▸ Data entries:
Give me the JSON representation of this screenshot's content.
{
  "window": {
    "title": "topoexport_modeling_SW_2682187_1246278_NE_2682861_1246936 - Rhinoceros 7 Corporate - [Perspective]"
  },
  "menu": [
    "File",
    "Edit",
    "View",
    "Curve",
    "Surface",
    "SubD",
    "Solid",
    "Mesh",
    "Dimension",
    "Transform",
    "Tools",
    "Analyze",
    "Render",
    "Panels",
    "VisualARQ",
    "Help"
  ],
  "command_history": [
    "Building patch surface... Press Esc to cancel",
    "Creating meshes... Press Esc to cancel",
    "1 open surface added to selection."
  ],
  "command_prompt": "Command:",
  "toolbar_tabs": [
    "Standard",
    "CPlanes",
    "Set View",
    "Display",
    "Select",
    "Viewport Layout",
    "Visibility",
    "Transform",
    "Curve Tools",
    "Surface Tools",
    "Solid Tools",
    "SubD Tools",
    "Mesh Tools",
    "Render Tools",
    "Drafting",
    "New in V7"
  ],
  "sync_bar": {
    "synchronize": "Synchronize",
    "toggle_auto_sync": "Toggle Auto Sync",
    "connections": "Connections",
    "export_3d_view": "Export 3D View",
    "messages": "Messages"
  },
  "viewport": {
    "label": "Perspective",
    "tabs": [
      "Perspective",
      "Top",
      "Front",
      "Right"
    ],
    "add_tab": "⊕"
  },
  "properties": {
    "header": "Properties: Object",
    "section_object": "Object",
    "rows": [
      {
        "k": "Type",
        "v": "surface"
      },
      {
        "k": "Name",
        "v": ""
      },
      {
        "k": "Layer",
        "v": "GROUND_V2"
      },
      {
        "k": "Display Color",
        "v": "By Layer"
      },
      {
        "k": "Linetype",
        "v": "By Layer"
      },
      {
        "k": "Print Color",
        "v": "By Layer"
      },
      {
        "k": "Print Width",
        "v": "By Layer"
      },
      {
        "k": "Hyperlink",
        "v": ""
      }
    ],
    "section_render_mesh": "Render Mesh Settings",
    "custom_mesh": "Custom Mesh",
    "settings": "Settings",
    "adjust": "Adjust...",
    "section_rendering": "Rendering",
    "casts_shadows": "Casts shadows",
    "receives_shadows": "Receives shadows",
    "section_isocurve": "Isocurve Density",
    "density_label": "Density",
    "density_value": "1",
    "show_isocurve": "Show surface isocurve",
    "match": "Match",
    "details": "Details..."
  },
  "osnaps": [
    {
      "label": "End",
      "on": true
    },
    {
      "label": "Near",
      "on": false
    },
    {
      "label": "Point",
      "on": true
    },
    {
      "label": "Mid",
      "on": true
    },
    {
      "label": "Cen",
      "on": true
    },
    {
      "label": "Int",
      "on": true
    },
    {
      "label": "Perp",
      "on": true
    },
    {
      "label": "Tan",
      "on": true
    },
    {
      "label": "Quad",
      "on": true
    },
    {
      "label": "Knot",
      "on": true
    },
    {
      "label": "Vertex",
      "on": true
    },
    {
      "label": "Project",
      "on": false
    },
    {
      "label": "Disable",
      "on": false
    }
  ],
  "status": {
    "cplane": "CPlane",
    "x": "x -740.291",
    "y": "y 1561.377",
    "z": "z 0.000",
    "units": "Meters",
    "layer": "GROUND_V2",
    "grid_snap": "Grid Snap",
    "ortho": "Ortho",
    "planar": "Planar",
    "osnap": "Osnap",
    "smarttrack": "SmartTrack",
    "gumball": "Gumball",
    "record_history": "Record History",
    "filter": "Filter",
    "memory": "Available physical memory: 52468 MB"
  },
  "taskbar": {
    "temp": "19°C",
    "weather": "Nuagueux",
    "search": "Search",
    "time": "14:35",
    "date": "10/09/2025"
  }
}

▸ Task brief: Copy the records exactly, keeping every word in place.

▸ Result of this task:
Give me the JSON representation of this screenshot's content.
{
  "window": {
    "title": "topoexport_modeling_SW_2682187_1246278_NE_2682861_1246936 - Rhinoceros 7 Corporate - [Perspective]"
  },
  "menu": [
    "File",
    "Edit",
    "View",
    "Curve",
    "Surface",
    "SubD",
    "Solid",
    "Mesh",
    "Dimension",
    "Transform",
    "Tools",
    "Analyze",
    "Render",
    "Panels",
    "VisualARQ",
    "Help"
  ],
  "command_history": [
    "Building patch surface... Press Esc to cancel",
    "Creating meshes... Press Esc to cancel",
    "1 open surface added to selection."
  ],
  "command_prompt": "Command:",
  "toolbar_tabs": [
    "Standard",
    "CPlanes",
    "Set View",
    "Display",
    "Select",
    "Viewport Layout",
    "Visibility",
    "Transform",
    "Curve Tools",
    "Surface Tools",
    "Solid Tools",
    "SubD Tools",
    "Mesh Tools",
    "Render Tools",
    "Drafting",
    "New in V7"
  ],
  "sync_bar": {
    "synchronize": "Synchronize",
    "toggle_auto_sync": "Toggle Auto Sync",
    "connections": "Connections",
    "export_3d_view": "Export 3D View",
    "messages": "Messages"
  },
  "viewport": {
    "label": "Perspective",
    "tabs": [
      "Perspective",
      "Top",
      "Front",
      "Right"
    ],
    "add_tab": "⊕"
  },
  "properties": {
    "header": "Properties: Object",
    "section_object": "Object",
    "rows": [
      {
        "k": "Type",
        "v": "surface"
      },
      {
        "k": "Name",
        "v": ""
      },
      {
        "k": "Layer",
        "v": "GROUND_V2"
      },
      {
        "k": "Display Color",
        "v": "By Layer"
      },
      {
        "k": "Linetype",
        "v": "By Layer"
      },
      {
        "k": "Print Color",
        "v": "By Layer"
      },
      {
        "k": "Print Width",
        "v": "By Layer"
      },
      {
        "k": "Hyperlink",
        "v": ""
      }
    ],
    "section_render_mesh": "Render Mesh Settings",
    "custom_mesh": "Custom Mesh",
    "settings": "Settings",
    "adjust": "Adjust...",
    "section_rendering": "Rendering",
    "casts_shadows": "Casts shadows",
    "receives_shadows": "Receives shadows",
    "section_isocurve": "Isocurve Density",
    "density_label": "Density",
    "density_value": "1",
    "show_isocurve": "Show surface isocurve",
    "match": "Match",
    "details": "Details..."
  },
  "osnaps": [
    {
      "label": "End",
      "on": true
    },
    {
      "label": "Near",
      "on": false
    },
    {
      "label": "Point",
      "on": true
    },
    {
      "label": "Mid",
      "on": true
    },
    {
      "label": "Cen",
      "on": true
    },
    {
      "label": "Int",
      "on": true
    },
    {
      "label": "Perp",
      "on": true
    },
    {
      "label": "Tan",
      "on": true
    },
    {
      "label": "Quad",
      "on": true
    },
    {
      "label": "Knot",
      "on": true
    },
    {
      "label": "Vertex",
      "on": true
    },
    {
      "label": "Project",
      "on": false
    },
    {
      "label": "Disable",
      "on": false
    }
  ],
  "status": {
    "cplane": "CPlane",
    "x": "x -740.291",
    "y": "y 1561.377",
    "z": "z 0.000",
    "units": "Meters",
    "layer": "GROUND_V2",
    "grid_snap": "Grid Snap",
    "ortho": "Ortho",
    "planar": "Planar",
    "osnap": "Osnap",
    "smarttrack": "SmartTrack",
    "gumball": "Gumball",
    "record_history": "Record History",
    "filter": "Filter",
    "memory": "Available physical memory: 52468 MB"
  },
  "taskbar": {
    "temp": "19°C",
    "weather": "Nuagueux",
    "search": "Search",
    "time": "14:35",
    "date": "10/09/2025"
  }
}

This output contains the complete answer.